A ‘no tipping’ restaurant has settled a wage dispute with workers. In the custom of Europe and Asia, one of the minor trends in the American restaurant industry in recent years is the concept of the ‘no tipping’ restaurant. Purportedly, restaurant servers are paid higher wages or salaries, in lieu of tips, and menu prices reflect those higher wages. Diners are encouraged not to tip. However, as one New York City sushi restaurant found out, getting creative with hourly wages for workers was a no-go, regardless of how they do things in Japan.

Sushi Yasuda Ltd. had long ‘pooled’ tips, and, citing Japanese custom, in 2013 the restaurant finally implemented a ‘no tipping’ policy that was highly popular with diners. Unfortunately for Sushi Yasuda, the tipping policy prior to 2013 proved to be difficult for restaurant staff to swallow.

A group of sushi waitresses claimed that the restaurant operated in violation of the federal Fair Labor Standards Act and in violation of New York state labor laws starting in at least 2006. Workers alleged that when tips were collected, servers were required to turn those tips over to managers, which in turn deprived wait staff of gratuities.
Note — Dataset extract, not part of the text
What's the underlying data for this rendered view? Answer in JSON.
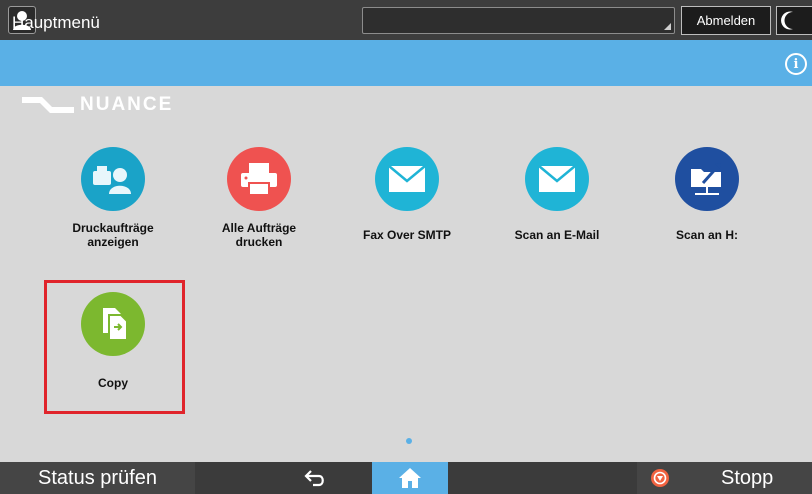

Workers also claimed that the restaurant did not pay overtime when servers worked more than 10 hours in a single work day and failed to pay minimum wage during worker training.
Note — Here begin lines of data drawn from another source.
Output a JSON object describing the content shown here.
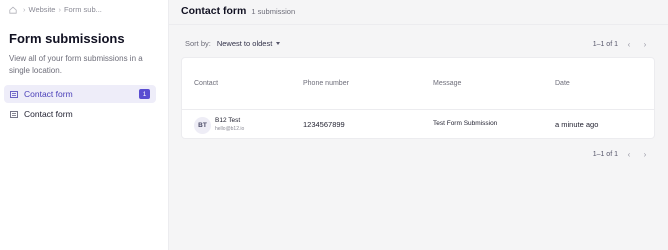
{
  "breadcrumb": {
    "items": [
      "Website",
      "Form sub..."
    ]
  },
  "sidebar": {
    "title": "Form submissions",
    "description": "View all of your form submissions in a single location.",
    "items": [
      {
        "label": "Contact form",
        "badge": "1",
        "active": true
      },
      {
        "label": "Contact form"
      }
    ]
  },
  "main": {
    "title": "Contact form",
    "subtitle": "1 submission",
    "sort": {
      "label": "Sort by:",
      "value": "Newest to oldest"
    },
    "pagination_top": {
      "text": "1–1 of 1",
      "prev_icon": "chevron-left-icon",
      "next_icon": "chevron-right-icon"
    },
    "pagination_bottom": {
      "text": "1–1 of 1"
    },
    "table": {
      "columns": [
        "Contact",
        "Phone number",
        "Message",
        "Date"
      ],
      "rows": [
        {
          "avatar": "BT",
          "name": "B12 Test",
          "email": "hello@b12.io",
          "phone": "1234567899",
          "message": "Test Form Submission",
          "date": "a minute ago"
        }
      ]
    }
  },
  "colors": {
    "accent": "#5a4dd1",
    "active_bg": "#eeedf9",
    "page_bg": "#f5f5f6"
  }
}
In June of 2013, Sushi Yasuda Ltd. formally announced that they would no longer be accepting tips. The restaurant has agreed to pay the class of bussers, servers, and sushi chefs $2.4 million in back wages, based on the number of shifts worked between December of 2006 and the policy change in 2013.

The bottom line? Restaurants do not have to accept tips, but if they do not, minimum wage for workers is mandatory.

When your California business employs hourly workers, and needs advice on employee wages, overtime, and other labor and employment matters, or you are an hourly worker and have not been paid for overtime hours worked, you can turn to Gray & Associates. Attorney Nancy Gray represents California businesses and individuals in all aspects of labor and employment law, including resolving hourly wage disputes, developing policies and best practices for human resources, and addressing potential labor and employment claims. Put a committed, knowledgeable labor and employment attorney to work for your business today. Call Attorney Gray at (310) 452-1211 or visit Gray & Associates online for a free consultation.